No entity, public or private, enjoys being sued. Litigation can be long, tedious and expensive. Even if the city is not fully at fault, it sometimes has no choice but to go to court or settle. This is what happened to our northern neighbors in Portland, Ore., who were sued after a historic building was flooded with human sewage.
Just two days before Christmas of 2015, the Oregon building's basement was overrun by rancid sewage. The leak was so massive that 95 percent of the first floor was affected; even the second floor of the building was contaminated by waste. The cost of cleaning the building and restoring the property damage would be enormously expensive.
The owner of the building filed a lawsuit against the City of Portland for over $230,000 in damages. The suit also named another defendant: the biodiesel company Oregon Oils, which it claimed unlawfully discharged grease into the city's sewer system, contributing to the leak. It took over three years, but eventually the lawsuit was dismissed and settled out of court. Fortunately, the City was held only partially at fault. The Portland City Council paid the plaintiff an $80,000 settlement. The majority of fault fell on Oregon Oils, which had to pay $145,000.
A cautionary tale

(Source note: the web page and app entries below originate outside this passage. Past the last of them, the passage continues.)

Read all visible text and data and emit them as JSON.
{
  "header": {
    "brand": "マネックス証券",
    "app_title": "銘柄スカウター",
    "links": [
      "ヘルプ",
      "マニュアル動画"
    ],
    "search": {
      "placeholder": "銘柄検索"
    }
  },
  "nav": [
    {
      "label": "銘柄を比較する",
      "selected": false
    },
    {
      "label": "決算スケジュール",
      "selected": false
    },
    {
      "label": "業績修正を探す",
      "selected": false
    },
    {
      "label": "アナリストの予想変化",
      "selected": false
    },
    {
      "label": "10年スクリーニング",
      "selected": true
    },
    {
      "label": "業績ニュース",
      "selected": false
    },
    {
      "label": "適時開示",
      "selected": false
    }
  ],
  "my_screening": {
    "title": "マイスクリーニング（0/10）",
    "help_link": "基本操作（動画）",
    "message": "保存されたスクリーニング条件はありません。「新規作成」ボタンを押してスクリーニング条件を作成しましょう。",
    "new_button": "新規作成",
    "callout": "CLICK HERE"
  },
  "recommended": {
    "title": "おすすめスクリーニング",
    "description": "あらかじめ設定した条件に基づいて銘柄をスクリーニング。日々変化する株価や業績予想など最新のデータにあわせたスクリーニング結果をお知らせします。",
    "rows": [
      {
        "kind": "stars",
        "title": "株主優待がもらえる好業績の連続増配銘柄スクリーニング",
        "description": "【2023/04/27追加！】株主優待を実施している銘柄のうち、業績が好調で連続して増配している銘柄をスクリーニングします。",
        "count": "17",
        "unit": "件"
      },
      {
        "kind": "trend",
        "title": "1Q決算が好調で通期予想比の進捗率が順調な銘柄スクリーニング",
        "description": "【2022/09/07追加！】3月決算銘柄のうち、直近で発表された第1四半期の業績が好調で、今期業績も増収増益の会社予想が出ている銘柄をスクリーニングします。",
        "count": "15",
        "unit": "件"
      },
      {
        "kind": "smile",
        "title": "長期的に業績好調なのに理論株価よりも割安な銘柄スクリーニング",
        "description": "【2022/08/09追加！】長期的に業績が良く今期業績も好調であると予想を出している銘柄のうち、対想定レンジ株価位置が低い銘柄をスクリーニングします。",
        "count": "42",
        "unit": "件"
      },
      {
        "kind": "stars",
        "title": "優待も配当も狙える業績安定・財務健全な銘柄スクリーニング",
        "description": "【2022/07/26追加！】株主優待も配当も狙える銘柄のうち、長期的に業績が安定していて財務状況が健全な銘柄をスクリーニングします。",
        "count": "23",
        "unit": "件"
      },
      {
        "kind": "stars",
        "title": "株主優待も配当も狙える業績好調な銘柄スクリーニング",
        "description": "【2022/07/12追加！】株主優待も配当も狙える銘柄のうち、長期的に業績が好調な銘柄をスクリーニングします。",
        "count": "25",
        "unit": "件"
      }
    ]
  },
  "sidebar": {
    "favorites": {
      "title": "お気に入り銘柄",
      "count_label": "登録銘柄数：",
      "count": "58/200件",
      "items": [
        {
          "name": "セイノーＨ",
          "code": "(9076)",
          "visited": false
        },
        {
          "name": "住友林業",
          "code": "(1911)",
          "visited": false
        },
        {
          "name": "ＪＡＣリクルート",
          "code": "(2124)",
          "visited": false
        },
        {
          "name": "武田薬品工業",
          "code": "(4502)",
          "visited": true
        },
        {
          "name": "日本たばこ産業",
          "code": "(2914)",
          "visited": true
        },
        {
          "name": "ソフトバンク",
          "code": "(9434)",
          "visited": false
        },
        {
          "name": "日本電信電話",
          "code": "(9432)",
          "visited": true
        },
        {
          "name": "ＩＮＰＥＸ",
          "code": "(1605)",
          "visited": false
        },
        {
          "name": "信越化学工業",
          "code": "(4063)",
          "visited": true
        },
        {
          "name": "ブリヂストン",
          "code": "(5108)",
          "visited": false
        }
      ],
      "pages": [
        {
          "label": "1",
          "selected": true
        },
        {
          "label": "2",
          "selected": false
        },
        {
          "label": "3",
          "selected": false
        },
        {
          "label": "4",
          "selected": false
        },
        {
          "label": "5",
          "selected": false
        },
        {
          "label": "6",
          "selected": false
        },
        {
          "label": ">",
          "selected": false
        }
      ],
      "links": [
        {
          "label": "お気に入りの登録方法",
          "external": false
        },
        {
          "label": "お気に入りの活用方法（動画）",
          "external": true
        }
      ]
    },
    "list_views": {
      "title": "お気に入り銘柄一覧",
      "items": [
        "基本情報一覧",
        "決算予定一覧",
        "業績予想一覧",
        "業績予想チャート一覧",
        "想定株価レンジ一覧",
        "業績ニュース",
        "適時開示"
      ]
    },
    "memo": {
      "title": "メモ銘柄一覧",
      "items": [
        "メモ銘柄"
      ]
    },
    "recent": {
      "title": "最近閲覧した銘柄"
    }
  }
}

Though this incident took place in Oregon rather than California, it provides a cautionary tale for public entities everywhere. Any lawsuit, even one in which the city is not completely at fault, can prove time-consuming and expensive. Public entities and their attorneys have a variety of options; often, the most beneficial is to settle out of court. This incident is also a reminder that sewage issues are common torts that cities face. Even a minor leak can cause thousands of dollars in damage and bring a dreaded lawsuit--not to mention bad publicity that really stinks.